:: How to complete this task ::
Below is a block of records; please copy all of them exactly.

________________

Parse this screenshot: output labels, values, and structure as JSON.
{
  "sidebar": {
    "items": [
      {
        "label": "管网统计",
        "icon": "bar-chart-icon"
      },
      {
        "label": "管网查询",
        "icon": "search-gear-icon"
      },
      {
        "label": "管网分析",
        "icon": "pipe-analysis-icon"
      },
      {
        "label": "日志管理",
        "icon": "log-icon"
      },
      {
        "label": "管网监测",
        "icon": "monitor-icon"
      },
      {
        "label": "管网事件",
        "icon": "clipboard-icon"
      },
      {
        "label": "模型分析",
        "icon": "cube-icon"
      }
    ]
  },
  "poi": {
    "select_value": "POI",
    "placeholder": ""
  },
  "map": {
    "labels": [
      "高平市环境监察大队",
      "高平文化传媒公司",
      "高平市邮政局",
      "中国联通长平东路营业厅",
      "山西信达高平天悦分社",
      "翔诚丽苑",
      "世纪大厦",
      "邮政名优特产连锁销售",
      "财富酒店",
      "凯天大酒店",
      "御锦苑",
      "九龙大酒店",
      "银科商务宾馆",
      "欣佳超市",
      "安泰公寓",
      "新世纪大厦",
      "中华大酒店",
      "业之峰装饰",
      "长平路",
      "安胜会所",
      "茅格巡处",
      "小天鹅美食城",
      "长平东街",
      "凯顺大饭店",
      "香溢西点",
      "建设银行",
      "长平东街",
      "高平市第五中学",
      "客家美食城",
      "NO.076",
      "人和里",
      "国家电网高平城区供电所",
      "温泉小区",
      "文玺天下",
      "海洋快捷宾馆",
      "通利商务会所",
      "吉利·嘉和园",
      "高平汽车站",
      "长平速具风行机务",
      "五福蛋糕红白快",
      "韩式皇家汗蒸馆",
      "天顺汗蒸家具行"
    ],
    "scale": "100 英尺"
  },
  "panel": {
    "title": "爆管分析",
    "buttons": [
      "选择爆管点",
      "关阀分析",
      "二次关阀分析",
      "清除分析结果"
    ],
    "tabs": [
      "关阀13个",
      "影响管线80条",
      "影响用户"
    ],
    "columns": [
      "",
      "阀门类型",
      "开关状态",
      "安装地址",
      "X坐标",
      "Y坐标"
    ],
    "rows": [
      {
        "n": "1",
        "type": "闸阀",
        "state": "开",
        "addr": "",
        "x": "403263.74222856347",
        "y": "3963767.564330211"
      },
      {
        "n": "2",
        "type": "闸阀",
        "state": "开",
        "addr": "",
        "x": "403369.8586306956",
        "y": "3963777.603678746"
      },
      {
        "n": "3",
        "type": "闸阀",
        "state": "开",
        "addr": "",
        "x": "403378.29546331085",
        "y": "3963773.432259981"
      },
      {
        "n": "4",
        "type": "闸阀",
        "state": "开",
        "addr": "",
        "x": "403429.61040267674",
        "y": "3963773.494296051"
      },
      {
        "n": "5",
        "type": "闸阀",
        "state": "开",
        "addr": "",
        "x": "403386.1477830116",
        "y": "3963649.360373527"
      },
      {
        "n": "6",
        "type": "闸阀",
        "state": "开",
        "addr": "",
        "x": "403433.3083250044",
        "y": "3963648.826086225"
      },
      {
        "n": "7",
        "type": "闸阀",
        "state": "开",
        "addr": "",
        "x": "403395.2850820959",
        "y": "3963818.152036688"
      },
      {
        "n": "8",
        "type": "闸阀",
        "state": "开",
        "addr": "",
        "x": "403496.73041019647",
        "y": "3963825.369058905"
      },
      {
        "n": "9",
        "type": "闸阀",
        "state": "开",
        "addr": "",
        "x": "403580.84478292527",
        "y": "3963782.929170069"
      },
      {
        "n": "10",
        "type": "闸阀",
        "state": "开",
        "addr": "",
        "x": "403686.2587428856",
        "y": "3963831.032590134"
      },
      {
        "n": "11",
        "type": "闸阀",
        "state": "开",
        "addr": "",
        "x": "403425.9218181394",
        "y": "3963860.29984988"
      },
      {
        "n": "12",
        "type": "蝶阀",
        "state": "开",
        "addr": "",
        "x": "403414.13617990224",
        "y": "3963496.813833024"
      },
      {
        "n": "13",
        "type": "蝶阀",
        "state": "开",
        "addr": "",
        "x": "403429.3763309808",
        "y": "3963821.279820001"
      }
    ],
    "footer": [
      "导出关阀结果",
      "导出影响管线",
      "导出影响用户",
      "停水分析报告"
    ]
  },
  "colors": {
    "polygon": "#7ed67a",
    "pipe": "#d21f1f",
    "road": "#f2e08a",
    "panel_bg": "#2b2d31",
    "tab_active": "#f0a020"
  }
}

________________

:: Exercise result ::
Parse this screenshot: output labels, values, and structure as JSON.
{
  "sidebar": {
    "items": [
      {
        "label": "管网统计",
        "icon": "bar-chart-icon"
      },
      {
        "label": "管网查询",
        "icon": "search-gear-icon"
      },
      {
        "label": "管网分析",
        "icon": "pipe-analysis-icon"
      },
      {
        "label": "日志管理",
        "icon": "log-icon"
      },
      {
        "label": "管网监测",
        "icon": "monitor-icon"
      },
      {
        "label": "管网事件",
        "icon": "clipboard-icon"
      },
      {
        "label": "模型分析",
        "icon": "cube-icon"
      }
    ]
  },
  "poi": {
    "select_value": "POI",
    "placeholder": ""
  },
  "map": {
    "labels": [
      "高平市环境监察大队",
      "高平文化传媒公司",
      "高平市邮政局",
      "中国联通长平东路营业厅",
      "山西信达高平天悦分社",
      "翔诚丽苑",
      "世纪大厦",
      "邮政名优特产连锁销售",
      "财富酒店",
      "凯天大酒店",
      "御锦苑",
      "九龙大酒店",
      "银科商务宾馆",
      "欣佳超市",
      "安泰公寓",
      "新世纪大厦",
      "中华大酒店",
      "业之峰装饰",
      "长平路",
      "安胜会所",
      "茅格巡处",
      "小天鹅美食城",
      "长平东街",
      "凯顺大饭店",
      "香溢西点",
      "建设银行",
      "长平东街",
      "高平市第五中学",
      "客家美食城",
      "NO.076",
      "人和里",
      "国家电网高平城区供电所",
      "温泉小区",
      "文玺天下",
      "海洋快捷宾馆",
      "通利商务会所",
      "吉利·嘉和园",
      "高平汽车站",
      "长平速具风行机务",
      "五福蛋糕红白快",
      "韩式皇家汗蒸馆",
      "天顺汗蒸家具行"
    ],
    "scale": "100 英尺"
  },
  "panel": {
    "title": "爆管分析",
    "buttons": [
      "选择爆管点",
      "关阀分析",
      "二次关阀分析",
      "清除分析结果"
    ],
    "tabs": [
      "关阀13个",
      "影响管线80条",
      "影响用户"
    ],
    "columns": [
      "",
      "阀门类型",
      "开关状态",
      "安装地址",
      "X坐标",
      "Y坐标"
    ],
    "rows": [
      {
        "n": "1",
        "type": "闸阀",
        "state": "开",
        "addr": "",
        "x": "403263.74222856347",
        "y": "3963767.564330211"
      },
      {
        "n": "2",
        "type": "闸阀",
        "state": "开",
        "addr": "",
        "x": "403369.8586306956",
        "y": "3963777.603678746"
      },
      {
        "n": "3",
        "type": "闸阀",
        "state": "开",
        "addr": "",
        "x": "403378.29546331085",
        "y": "3963773.432259981"
      },
      {
        "n": "4",
        "type": "闸阀",
        "state": "开",
        "addr": "",
        "x": "403429.61040267674",
        "y": "3963773.494296051"
      },
      {
        "n": "5",
        "type": "闸阀",
        "state": "开",
        "addr": "",
        "x": "403386.1477830116",
        "y": "3963649.360373527"
      },
      {
        "n": "6",
        "type": "闸阀",
        "state": "开",
        "addr": "",
        "x": "403433.3083250044",
        "y": "3963648.826086225"
      },
      {
        "n": "7",
        "type": "闸阀",
        "state": "开",
        "addr": "",
        "x": "403395.2850820959",
        "y": "3963818.152036688"
      },
      {
        "n": "8",
        "type": "闸阀",
        "state": "开",
        "addr": "",
        "x": "403496.73041019647",
        "y": "3963825.369058905"
      },
      {
        "n": "9",
        "type": "闸阀",
        "state": "开",
        "addr": "",
        "x": "403580.84478292527",
        "y": "3963782.929170069"
      },
      {
        "n": "10",
        "type": "闸阀",
        "state": "开",
        "addr": "",
        "x": "403686.2587428856",
        "y": "3963831.032590134"
      },
      {
        "n": "11",
        "type": "闸阀",
        "state": "开",
        "addr": "",
        "x": "403425.9218181394",
        "y": "3963860.29984988"
      },
      {
        "n": "12",
        "type": "蝶阀",
        "state": "开",
        "addr": "",
        "x": "403414.13617990224",
        "y": "3963496.813833024"
      },
      {
        "n": "13",
        "type": "蝶阀",
        "state": "开",
        "addr": "",
        "x": "403429.3763309808",
        "y": "3963821.279820001"
      }
    ],
    "footer": [
      "导出关阀结果",
      "导出影响管线",
      "导出影响用户",
      "停水分析报告"
    ]
  },
  "colors": {
    "polygon": "#7ed67a",
    "pipe": "#d21f1f",
    "road": "#f2e08a",
    "panel_bg": "#2b2d31",
    "tab_active": "#f0a020"
  }
}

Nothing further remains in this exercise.